By age, 335,000 jobs were added for those in their 60s, while 65,000 were obtained by those in their 50s.
People in their 20s saw 21,000 new jobs.
By contrast, 90,000 people in their 30s and 187,000 people in their 40s lost their jobs.
Among the self-employed, 28,000 joined their ranks, while 70,000 people with employees went out of business.
By industry, the manufacturing sector accounted for 124,000 job losses in April, 52,000 more than the previous month.
Some 127,000 jobs were added in the health and social welfare sectors due to expanded state-run healthcare.
The figures indicate the government is ignoring the people struggling to make ends meet, according to Yun Chang-hyun, a business professor at the University of Seoul.
"Of the total, the figures that stand out most is that 90,000 people in their 30s and 187,000 people in their 40s, the bread winners of families, are unemployed," he said.
"They are supposed to support their families; and such a large number of people losing jobs means a far greater number are suffering."
The self-employed people with employees losing jobs are mostly due to the rapid minimum wage hikes and shorter workweek, key economic policies of Moon Jae-in administration, he stressed.
"Many owners of small enterprises judge that they cannot simply make ends meet by following the state-set guidelines on increased labor costs," he said.
The recent rise in the number of people defaulting on loans is in line with the figures.
"Assuming that they had taken out loans to finance their businesses or to simply sustain their livelihoods, this means a substantial amount of loans are problematic," he said.
In his view, the agriculture and fisheries jobs that saw increases were mostly held by senior citizens left with few options to earn a living after retirement.

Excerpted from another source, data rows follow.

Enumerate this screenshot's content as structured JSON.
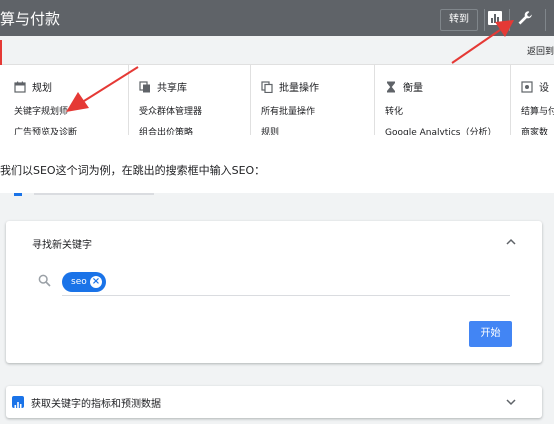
{
  "header": {
    "title": "算与付款",
    "goto_label": "转到",
    "chart_icon": "bar-chart-icon",
    "tools_icon": "wrench-icon",
    "bg_color": "#5f6368"
  },
  "subbar": {
    "back_label": "返回到"
  },
  "menu": {
    "columns": [
      {
        "heading": "规划",
        "icon": "calendar-icon",
        "items": [
          "关键字规划师",
          "广告预览及诊断"
        ]
      },
      {
        "heading": "共享库",
        "icon": "library-icon",
        "items": [
          "受众群体管理器",
          "组合出价策略"
        ]
      },
      {
        "heading": "批量操作",
        "icon": "copy-icon",
        "items": [
          "所有批量操作",
          "规则"
        ]
      },
      {
        "heading": "衡量",
        "icon": "hourglass-icon",
        "items": [
          "转化",
          "Google Analytics（分析）"
        ]
      },
      {
        "heading": "设",
        "icon": "settings-icon",
        "items": [
          "结算与付",
          "商家数"
        ]
      }
    ]
  },
  "caption": "我们以SEO这个词为例，在跳出的搜索框中输入SEO：",
  "search_card": {
    "title": "寻找新关键字",
    "chip_label": "seo",
    "start_label": "开始"
  },
  "metrics_card": {
    "title": "获取关键字的指标和预测数据"
  },
  "colors": {
    "accent": "#1a73e8",
    "button": "#4285f4",
    "annotation_red": "#e53935"
  }
}
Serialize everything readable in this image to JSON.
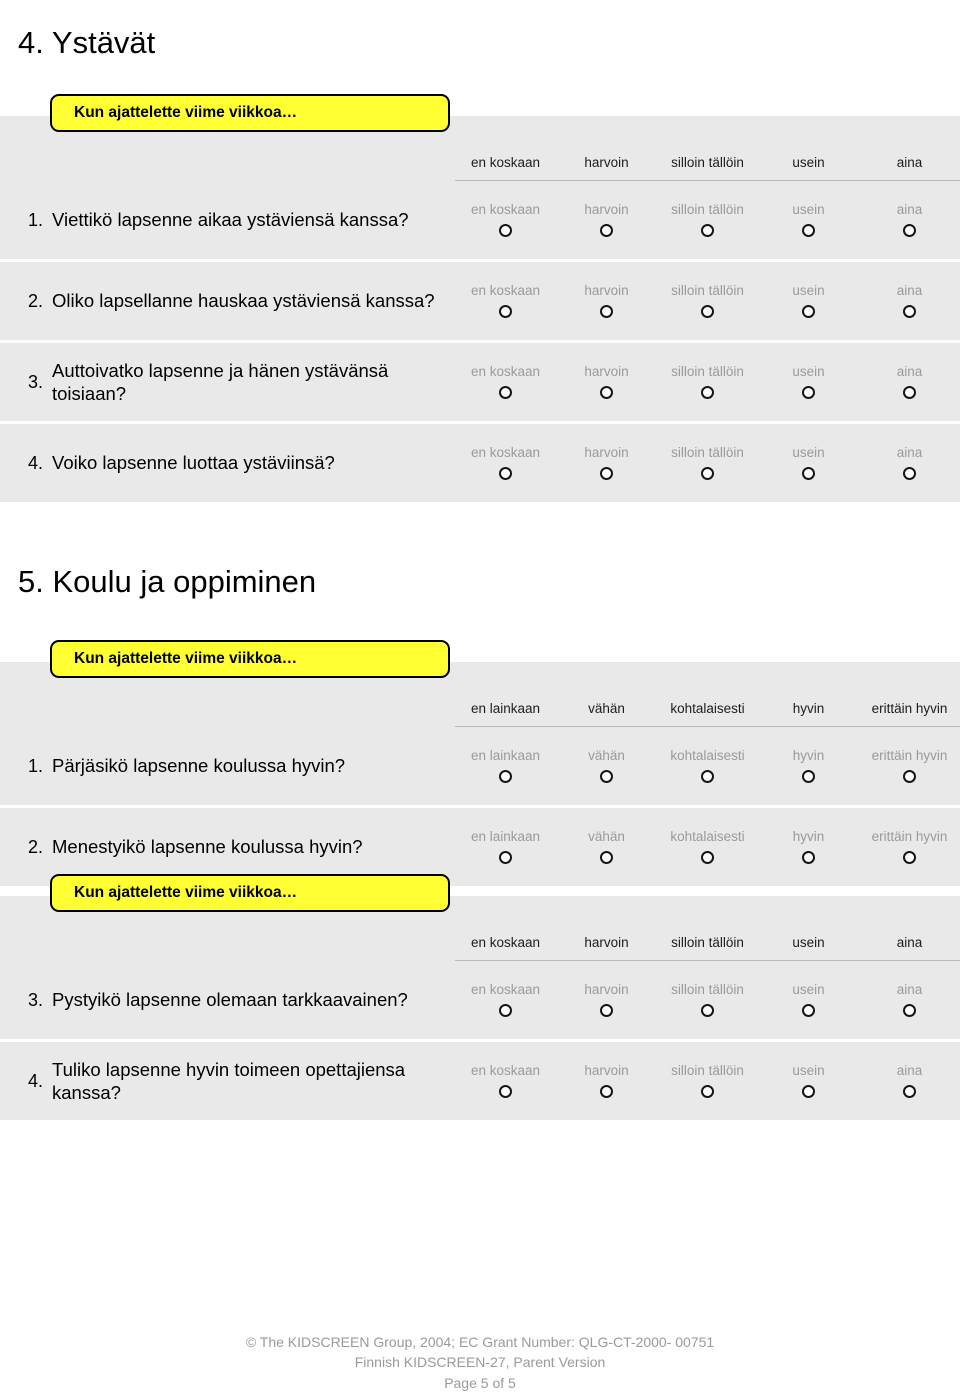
{
  "document": {
    "sections": [
      {
        "heading": "4. Ystävät",
        "blocks": [
          {
            "banner": "Kun ajattelette viime viikkoa…",
            "scale": [
              "en koskaan",
              "harvoin",
              "silloin tällöin",
              "usein",
              "aina"
            ],
            "questions": [
              {
                "number": "1.",
                "text": "Viettikö lapsenne aikaa ystäviensä kanssa?"
              },
              {
                "number": "2.",
                "text": "Oliko lapsellanne hauskaa ystäviensä kanssa?"
              },
              {
                "number": "3.",
                "text": "Auttoivatko lapsenne ja hänen ystävänsä toisiaan?"
              },
              {
                "number": "4.",
                "text": "Voiko lapsenne luottaa ystäviinsä?"
              }
            ]
          }
        ]
      },
      {
        "heading": "5. Koulu ja oppiminen",
        "blocks": [
          {
            "banner": "Kun ajattelette viime viikkoa…",
            "scale": [
              "en lainkaan",
              "vähän",
              "kohtalaisesti",
              "hyvin",
              "erittäin hyvin"
            ],
            "questions": [
              {
                "number": "1.",
                "text": "Pärjäsikö lapsenne koulussa hyvin?"
              },
              {
                "number": "2.",
                "text": "Menestyikö lapsenne koulussa hyvin?"
              }
            ]
          },
          {
            "banner": "Kun ajattelette viime viikkoa…",
            "scale": [
              "en koskaan",
              "harvoin",
              "silloin tällöin",
              "usein",
              "aina"
            ],
            "questions": [
              {
                "number": "3.",
                "text": "Pystyikö lapsenne olemaan tarkkaavainen?"
              },
              {
                "number": "4.",
                "text": "Tuliko lapsenne hyvin toimeen opettajiensa kanssa?"
              }
            ]
          }
        ]
      }
    ],
    "footer": {
      "copyright": "© The KIDSCREEN Group, 2004; EC Grant Number: QLG-CT-2000- 00751",
      "version": "Finnish KIDSCREEN-27, Parent Version",
      "page": "Page 5 of 5"
    },
    "colors": {
      "banner_background": "#ffff33",
      "matrix_background": "#e9e9e9",
      "scale_label_muted": "#9a9a9a",
      "footer_text": "#9a9a9a"
    }
  }
}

"Those people are practically being forced to move to rural areas and therefore are considered de facto jobless," he said.